- TASK MATERIAL -
=======

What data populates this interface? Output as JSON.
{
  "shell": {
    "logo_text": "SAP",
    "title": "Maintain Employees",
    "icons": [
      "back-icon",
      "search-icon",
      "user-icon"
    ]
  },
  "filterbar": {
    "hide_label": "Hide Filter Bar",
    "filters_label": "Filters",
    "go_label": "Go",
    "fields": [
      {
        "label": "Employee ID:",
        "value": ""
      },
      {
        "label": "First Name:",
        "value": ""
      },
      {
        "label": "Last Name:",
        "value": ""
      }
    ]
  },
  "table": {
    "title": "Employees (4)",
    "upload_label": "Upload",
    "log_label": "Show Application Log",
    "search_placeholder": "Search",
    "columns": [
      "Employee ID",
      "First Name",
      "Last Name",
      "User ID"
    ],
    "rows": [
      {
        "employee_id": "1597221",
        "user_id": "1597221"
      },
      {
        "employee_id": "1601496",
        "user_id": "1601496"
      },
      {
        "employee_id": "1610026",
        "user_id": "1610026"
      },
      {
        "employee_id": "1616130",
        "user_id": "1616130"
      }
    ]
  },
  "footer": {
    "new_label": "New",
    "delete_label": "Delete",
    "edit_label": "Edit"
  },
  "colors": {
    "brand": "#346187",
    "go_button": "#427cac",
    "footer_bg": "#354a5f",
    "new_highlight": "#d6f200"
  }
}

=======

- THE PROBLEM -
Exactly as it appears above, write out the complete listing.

- EXERCISE RESULT -
What data populates this interface? Output as JSON.
{
  "shell": {
    "logo_text": "SAP",
    "title": "Maintain Employees",
    "icons": [
      "back-icon",
      "search-icon",
      "user-icon"
    ]
  },
  "filterbar": {
    "hide_label": "Hide Filter Bar",
    "filters_label": "Filters",
    "go_label": "Go",
    "fields": [
      {
        "label": "Employee ID:",
        "value": ""
      },
      {
        "label": "First Name:",
        "value": ""
      },
      {
        "label": "Last Name:",
        "value": ""
      }
    ]
  },
  "table": {
    "title": "Employees (4)",
    "upload_label": "Upload",
    "log_label": "Show Application Log",
    "search_placeholder": "Search",
    "columns": [
      "Employee ID",
      "First Name",
      "Last Name",
      "User ID"
    ],
    "rows": [
      {
        "employee_id": "1597221",
        "user_id": "1597221"
      },
      {
        "employee_id": "1601496",
        "user_id": "1601496"
      },
      {
        "employee_id": "1610026",
        "user_id": "1610026"
      },
      {
        "employee_id": "1616130",
        "user_id": "1616130"
      }
    ]
  },
  "footer": {
    "new_label": "New",
    "delete_label": "Delete",
    "edit_label": "Edit"
  },
  "colors": {
    "brand": "#346187",
    "go_button": "#427cac",
    "footer_bg": "#354a5f",
    "new_highlight": "#d6f200"
  }
}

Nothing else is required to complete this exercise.